Geology major and minor students are eligible for $2,000 departmental scholarships. For additional information contact Dr. Tsoflias firstname.lastname@example.org
Depart U.S for Athens: Tuesday, May 14, 2024
Arrive in Athens: Wednesday, May 15, 2024
Depart Athens & Arrive in U.S. Monday, June 3, 2024
Athens: May 15 – 19
The group will arrive in Athens and spend four days at the seaside suburb of Palaio Faliro. They will visit the National Observatory of Athens (earthquake and natural hazard monitoring center) and the University of Athens Department of Geology. They will explore the archaeological sites of Acropolis including the Acropolis Athens Museum, Greco-Roman Agora, the Temple of Zeus, and the ancient Panathenaic Stadium site of the first modern Olympic games.

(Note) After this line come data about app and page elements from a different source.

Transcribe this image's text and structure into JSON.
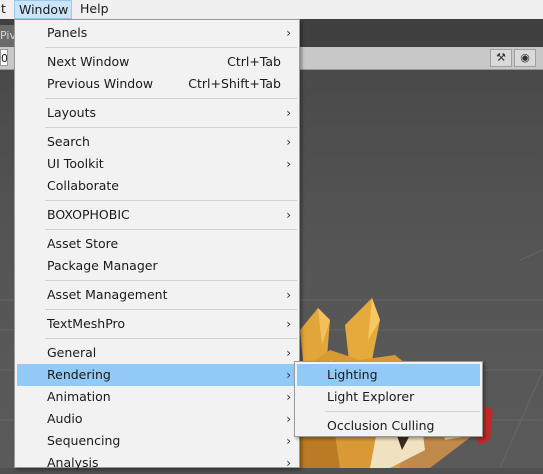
{
  "menubar": {
    "items": [
      "t",
      "Window",
      "Help"
    ]
  },
  "scene": {
    "tab_label": "Piv",
    "field_value": "0"
  },
  "window_menu": {
    "groups": [
      [
        {
          "label": "Panels",
          "submenu": true
        }
      ],
      [
        {
          "label": "Next Window",
          "shortcut": "Ctrl+Tab"
        },
        {
          "label": "Previous Window",
          "shortcut": "Ctrl+Shift+Tab"
        }
      ],
      [
        {
          "label": "Layouts",
          "submenu": true
        }
      ],
      [
        {
          "label": "Search",
          "submenu": true
        },
        {
          "label": "UI Toolkit",
          "submenu": true
        },
        {
          "label": "Collaborate"
        }
      ],
      [
        {
          "label": "BOXOPHOBIC",
          "submenu": true
        }
      ],
      [
        {
          "label": "Asset Store"
        },
        {
          "label": "Package Manager"
        }
      ],
      [
        {
          "label": "Asset Management",
          "submenu": true
        }
      ],
      [
        {
          "label": "TextMeshPro",
          "submenu": true
        }
      ],
      [
        {
          "label": "General",
          "submenu": true
        },
        {
          "label": "Rendering",
          "submenu": true,
          "highlighted": true
        },
        {
          "label": "Animation",
          "submenu": true
        },
        {
          "label": "Audio",
          "submenu": true
        },
        {
          "label": "Sequencing",
          "submenu": true
        },
        {
          "label": "Analysis",
          "submenu": true
        }
      ]
    ]
  },
  "rendering_submenu": {
    "items": [
      {
        "label": "Lighting",
        "highlighted": true
      },
      {
        "label": "Light Explorer"
      },
      {
        "label": "Occlusion Culling"
      }
    ]
  },
  "colors": {
    "highlight": "#91c9f7",
    "menu_bg": "#f2f2f2",
    "menubar_active": "#cce4f7"
  },
  "icons": {
    "submenu_arrow": "chevron-right-icon"
  }
}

Peloponnesus and Greece Mainland: May 19 - 25:
The group will travel to sites of geological and historical interest at Loutraki and Corinth, visit the Corinth Canal, the ancient boat road of Diolkos, the ancient theater of Epidaurus, Mycenae and Nafplio city. Crossing the Rio-Antirio Bridge will lead to Nafpaktos, Delphi and the temple of Apollo. Active tectonics in the Gulf of Corinth and broader region will be discussed.
Athens Area: May 25-27:
The group will return to Athens, visit the city center and the old neighborhood of Plaka by the hill of Acropolis. There will be a free day in preparation for departure to the islands.
Santorini: May 27-30:
The group will take a ferry from Piraeus (port of Athens) to Santorini where they will visit the Akrotiri excavation site as well as the Paleolithic and Archeological museums. Volcanic hazards will be discussed including the most violent volcanic eruption in the history of the Mediterranean (Santorini, 1610 BC). A full day excursion will examine the caldera of the volcano and observe past and present volcanic activity.
Crete: May 30-June 3:
The group will travel by ferry to Crete where they will visit the city of Heraklio, tour Knossos Palace and learn about the devastating tsunami of Thera. Continue to the city of Chania and visit Falasarna, the site of the largest known earthquake and tsunami in the Mediterranean (365 A.D.), and hike the Samaria Gorge. The group will fly from Crete to Athens on June 3rd and transfer to flights to the U.S.
- Fulfills KU Core Goal 4.2 Culture & Diversity
- Fulfills Geology Elective requirement for Geology Majors and Minors
- Fulfills Geology introductory field experience requirement
- Fulfills Natural Science Elective for Chemical & Petroleum Engineering Majors
Students enroll in:
GEOL 370 Study Abroad in Greece: Natural Environment and Civilizations (3 hours)
Course instruction takes place primarily outdoors in day-long field trips. Geologic, historic and cultural information is presented and discussed. Students are responsible for actively participating through thoughtful questions based on reading assignments and presenting assigned topics to their peers. Students are also required to maintain a field notebook. Synthesis of information in the form of written reports is assigned throughout the course.
Students stay in centrally located hotels in program cities.
SAGE is dedicated to creating international engagement opportunities that meet the needs of all our students and providing resources to support you through the process of studying abroad. Study abroad is achievable for students of all identities including our BIPOC and LGBTQIA+ students, students with disabilities, and students with religious/non-religious viewpoints. Before selecting a program, consider how your identities may impact your experience abroad in unique ways and talk with your Program Coordinator about any program-specific concerns. Students with documented disabilities should discuss any accommodation needs with their Program Coordinator early in the planning process.
Check our Identity Abroad page and resources listed below for information specific to you and other students who may be on your program.
Open to undergraduate or graduate students from any accredited U.S. college or university. Minimum 2.5 GPA required. Students must have completed an introductory Geology course or have the permission of the instructor.
Professor Georgios Tsoflias is a professor of Geophysics at the University of Kansas. He is a native of Greece with expert knowledge of the country, its geology, history and culture. He has traveled to Greece extensively, including all the sites the field course visits. He has established professional relationships with university faculty and researchers in Greece that serve as local resources to the program. Tsoflias led the study abroad program successfully in Summer 2017 and 2018.
Georgios Tsoflias, Professor
Department of Geology
Watch the video on Greek Tourism to learn more about the course visit sites.